■ WHAT IS BEING ASKED ■
Looking through the records that follow, determine how many lines contain "Panel" and reply with that number alone.

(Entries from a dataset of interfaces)
>>>>>

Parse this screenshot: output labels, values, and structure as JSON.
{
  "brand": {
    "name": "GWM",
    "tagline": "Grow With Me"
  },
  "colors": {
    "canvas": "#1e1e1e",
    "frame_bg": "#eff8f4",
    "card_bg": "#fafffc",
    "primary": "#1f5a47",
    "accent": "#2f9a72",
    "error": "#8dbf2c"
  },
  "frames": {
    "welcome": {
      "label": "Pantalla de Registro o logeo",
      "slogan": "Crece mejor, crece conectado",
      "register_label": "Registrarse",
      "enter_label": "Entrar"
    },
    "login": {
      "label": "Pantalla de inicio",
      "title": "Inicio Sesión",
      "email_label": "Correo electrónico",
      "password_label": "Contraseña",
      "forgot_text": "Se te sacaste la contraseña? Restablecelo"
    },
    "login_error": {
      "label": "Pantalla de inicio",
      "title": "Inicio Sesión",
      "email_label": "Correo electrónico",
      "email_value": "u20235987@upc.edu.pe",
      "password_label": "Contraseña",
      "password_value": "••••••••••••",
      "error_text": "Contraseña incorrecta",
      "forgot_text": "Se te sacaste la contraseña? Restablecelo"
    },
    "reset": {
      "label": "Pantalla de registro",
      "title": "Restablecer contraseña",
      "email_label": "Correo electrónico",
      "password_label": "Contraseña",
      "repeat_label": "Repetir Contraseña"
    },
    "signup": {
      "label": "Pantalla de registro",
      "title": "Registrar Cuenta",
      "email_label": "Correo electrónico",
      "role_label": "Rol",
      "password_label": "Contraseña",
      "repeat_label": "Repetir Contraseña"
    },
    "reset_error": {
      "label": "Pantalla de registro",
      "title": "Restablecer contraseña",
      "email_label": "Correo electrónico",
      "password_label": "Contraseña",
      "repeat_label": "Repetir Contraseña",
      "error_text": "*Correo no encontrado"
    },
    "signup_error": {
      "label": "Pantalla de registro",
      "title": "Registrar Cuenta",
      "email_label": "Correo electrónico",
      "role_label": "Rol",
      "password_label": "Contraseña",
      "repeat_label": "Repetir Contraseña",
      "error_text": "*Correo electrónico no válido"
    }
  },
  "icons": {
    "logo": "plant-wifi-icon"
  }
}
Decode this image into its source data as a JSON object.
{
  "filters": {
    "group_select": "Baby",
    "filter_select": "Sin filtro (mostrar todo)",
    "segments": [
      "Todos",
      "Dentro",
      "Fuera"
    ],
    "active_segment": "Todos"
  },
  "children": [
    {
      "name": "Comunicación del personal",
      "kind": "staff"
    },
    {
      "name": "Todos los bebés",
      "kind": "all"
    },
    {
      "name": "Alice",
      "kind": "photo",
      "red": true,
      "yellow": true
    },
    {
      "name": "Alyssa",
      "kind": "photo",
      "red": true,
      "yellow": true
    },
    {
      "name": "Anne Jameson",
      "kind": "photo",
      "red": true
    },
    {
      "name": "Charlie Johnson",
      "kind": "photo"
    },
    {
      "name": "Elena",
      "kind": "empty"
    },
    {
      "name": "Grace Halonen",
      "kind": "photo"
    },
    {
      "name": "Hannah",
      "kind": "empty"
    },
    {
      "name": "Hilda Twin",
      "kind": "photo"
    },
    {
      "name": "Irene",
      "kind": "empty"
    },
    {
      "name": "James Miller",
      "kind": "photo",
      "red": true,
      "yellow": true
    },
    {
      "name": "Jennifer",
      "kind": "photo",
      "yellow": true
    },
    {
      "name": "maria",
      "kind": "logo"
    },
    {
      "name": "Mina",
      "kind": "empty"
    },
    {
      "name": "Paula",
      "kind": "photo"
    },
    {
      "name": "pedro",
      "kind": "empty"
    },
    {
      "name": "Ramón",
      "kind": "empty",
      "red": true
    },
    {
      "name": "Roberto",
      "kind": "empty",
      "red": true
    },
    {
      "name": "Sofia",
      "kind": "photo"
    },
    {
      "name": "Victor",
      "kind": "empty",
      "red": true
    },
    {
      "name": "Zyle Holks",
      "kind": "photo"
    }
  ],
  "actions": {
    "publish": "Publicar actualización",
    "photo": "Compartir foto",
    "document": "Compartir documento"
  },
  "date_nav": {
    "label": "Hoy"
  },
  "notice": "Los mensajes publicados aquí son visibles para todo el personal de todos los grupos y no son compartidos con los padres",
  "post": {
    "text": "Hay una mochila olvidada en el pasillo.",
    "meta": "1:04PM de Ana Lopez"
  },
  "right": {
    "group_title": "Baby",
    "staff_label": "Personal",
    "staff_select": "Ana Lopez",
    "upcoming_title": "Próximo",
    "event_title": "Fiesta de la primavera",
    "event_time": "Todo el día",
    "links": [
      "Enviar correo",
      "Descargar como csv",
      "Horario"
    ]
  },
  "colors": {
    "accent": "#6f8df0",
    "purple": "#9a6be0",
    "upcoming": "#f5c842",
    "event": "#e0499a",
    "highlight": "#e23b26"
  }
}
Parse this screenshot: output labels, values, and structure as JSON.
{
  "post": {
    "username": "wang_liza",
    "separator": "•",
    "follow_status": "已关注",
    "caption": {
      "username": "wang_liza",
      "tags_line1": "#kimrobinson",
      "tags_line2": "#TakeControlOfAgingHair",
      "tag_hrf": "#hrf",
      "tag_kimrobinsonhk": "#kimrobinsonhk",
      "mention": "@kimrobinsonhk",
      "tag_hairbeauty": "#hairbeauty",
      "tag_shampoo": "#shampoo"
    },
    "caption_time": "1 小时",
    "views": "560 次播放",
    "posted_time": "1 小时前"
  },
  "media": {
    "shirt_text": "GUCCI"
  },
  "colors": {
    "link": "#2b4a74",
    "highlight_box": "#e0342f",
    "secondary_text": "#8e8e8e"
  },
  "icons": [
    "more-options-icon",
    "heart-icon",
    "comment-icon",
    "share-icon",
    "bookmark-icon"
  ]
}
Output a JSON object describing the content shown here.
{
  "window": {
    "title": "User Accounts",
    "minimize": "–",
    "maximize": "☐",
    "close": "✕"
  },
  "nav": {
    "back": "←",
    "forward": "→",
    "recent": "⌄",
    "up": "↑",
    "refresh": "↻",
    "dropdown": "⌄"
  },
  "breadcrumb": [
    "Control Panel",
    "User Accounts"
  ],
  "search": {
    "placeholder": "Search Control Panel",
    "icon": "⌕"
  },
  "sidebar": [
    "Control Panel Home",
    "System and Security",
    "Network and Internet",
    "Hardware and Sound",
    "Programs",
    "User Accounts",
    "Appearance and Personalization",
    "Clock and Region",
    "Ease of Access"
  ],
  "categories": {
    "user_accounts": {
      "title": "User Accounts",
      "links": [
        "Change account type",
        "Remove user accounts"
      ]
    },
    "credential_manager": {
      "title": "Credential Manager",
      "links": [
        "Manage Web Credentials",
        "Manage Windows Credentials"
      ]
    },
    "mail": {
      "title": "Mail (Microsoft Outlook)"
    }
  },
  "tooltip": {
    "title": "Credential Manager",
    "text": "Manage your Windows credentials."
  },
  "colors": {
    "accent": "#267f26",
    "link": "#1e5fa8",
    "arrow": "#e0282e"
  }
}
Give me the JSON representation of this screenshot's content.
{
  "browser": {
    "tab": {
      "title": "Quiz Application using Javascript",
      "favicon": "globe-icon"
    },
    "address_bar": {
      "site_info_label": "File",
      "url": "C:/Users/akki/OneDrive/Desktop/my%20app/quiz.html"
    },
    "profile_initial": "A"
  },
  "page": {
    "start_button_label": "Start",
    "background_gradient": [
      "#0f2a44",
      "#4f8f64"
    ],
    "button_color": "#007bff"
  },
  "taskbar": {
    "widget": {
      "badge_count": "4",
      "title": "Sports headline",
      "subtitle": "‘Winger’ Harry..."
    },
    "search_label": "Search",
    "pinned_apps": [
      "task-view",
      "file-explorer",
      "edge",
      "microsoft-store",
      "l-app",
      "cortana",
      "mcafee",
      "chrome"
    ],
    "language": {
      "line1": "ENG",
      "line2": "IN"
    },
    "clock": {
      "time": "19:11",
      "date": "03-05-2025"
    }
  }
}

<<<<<

■ RESULT OF THE EXERCISE ■
3